In the next 1 hour and 19 minutes, you will learn 10 steps to solving bullying…and within those 10 steps I’ve offered exactly 35 action items. So get your pen and paper out and take lots of notes!
The VP of Learning and Development for a credit union was being bullied by her SVP of Human Resources. She lodged a complaint with her CEO, and he hired an attorney to do an investigation. The attorney found nothing illegal was going on so the grievance was dismissed. With nowhere to turn, the VP resigned.

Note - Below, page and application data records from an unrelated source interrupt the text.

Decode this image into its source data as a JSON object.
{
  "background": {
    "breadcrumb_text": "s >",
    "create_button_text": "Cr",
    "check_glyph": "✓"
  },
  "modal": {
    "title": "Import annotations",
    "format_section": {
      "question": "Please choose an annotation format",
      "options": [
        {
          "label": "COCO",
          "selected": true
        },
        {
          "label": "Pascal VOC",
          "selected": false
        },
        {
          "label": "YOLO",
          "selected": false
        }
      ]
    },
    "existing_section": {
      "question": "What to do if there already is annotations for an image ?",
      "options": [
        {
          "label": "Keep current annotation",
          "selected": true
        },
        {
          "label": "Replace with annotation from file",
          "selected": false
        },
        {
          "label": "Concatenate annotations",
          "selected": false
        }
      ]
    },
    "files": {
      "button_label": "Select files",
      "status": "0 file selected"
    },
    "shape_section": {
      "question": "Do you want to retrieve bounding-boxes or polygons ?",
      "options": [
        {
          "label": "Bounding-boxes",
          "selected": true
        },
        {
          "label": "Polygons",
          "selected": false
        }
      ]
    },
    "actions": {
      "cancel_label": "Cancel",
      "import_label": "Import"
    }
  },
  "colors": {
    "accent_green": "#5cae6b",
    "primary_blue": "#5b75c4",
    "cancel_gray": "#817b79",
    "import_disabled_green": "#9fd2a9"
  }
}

The CEO and attorney’s limited perspective led to a limited investigation, and ultimately drove a high performing employee of 10 years to quit. Had management and the investigator been knowledgeable on the impacts of workplace bullying, the outcome may have been different.
Just because the behavior’s not illegal, it doesn’t mean it doesn’t exist.
Don’t lose good people. Get registered for my March 23 webinar here at this link.
In addition to the 10-steps required to solve workplace bullying, I will provide some real guidance for taking in a grievance; how to decipher between a complaint about harassment, bullying and conflict; and how to conduct an investigation.
I look forward to seeing you there. Sign up.
Do you know the differences and similarities between harassment and workplace bullying? I get that question a lot, and address it at length in my trainings with clients.
There are actually seven factors I point to when giving the real answer, but here’s one of the seven. If you have 2 minutes and 12 seconds free right now, check it out.
Workplace bullying can happen in any industry. I know lots of great companies who believe (or at least suspect) they have a bullying problem, yet they don’t implement solutions. Why?
Perhaps they’ve tried some ideas out, but they aren’t seeing change. Or the process seems daunting. Or maybe the CEO hasn’t signed off on fixing the problem.
But mostly, it’s because they just don’t know where to start.
Well, one place to start is with your managers.
Do they know how to stop bullying? Do they know how to coach people who are engaging in bullying behavior? If you haven’t taught them these skills, then probably not.
So here’s a tool for you to pass around to your managers. This is a worksheet managers can fill out before their meetings with anyone who is in need of a behavior or performance shift. It will help your managers figure out exactly what to say, so they feel armed and ready to have an effective coaching conversation with their employees.
But of course, this form in and of itself won’t solve bullying. It’s just one tool.
Last month I challenged you to take action against workplace bullying by doing something, anything, to put a stop to it. I presented the challenge, and now I’ll offer up a tool to help.
Your step to ending bullying doesn’t have to be a $1,000,000 initiative. The truth is, the best first step is to talk about creating a positive workplace – and talk about it a lot. It will expose the elephant in the room, and then you can start taking bigger, more powerful steps from there.
That said, I took the liberty of stealing from my own training materials and put this job aid together for you. This is an exercise I run for clients in my training programs, and I’m sharing it with you so that you can run it with your team.
The job aid provides step-by-step guidance to facilitate a 30-45 minute conversation about professionalism. Feel free to use it yourself or email it on to your managers to use in their staff meetings.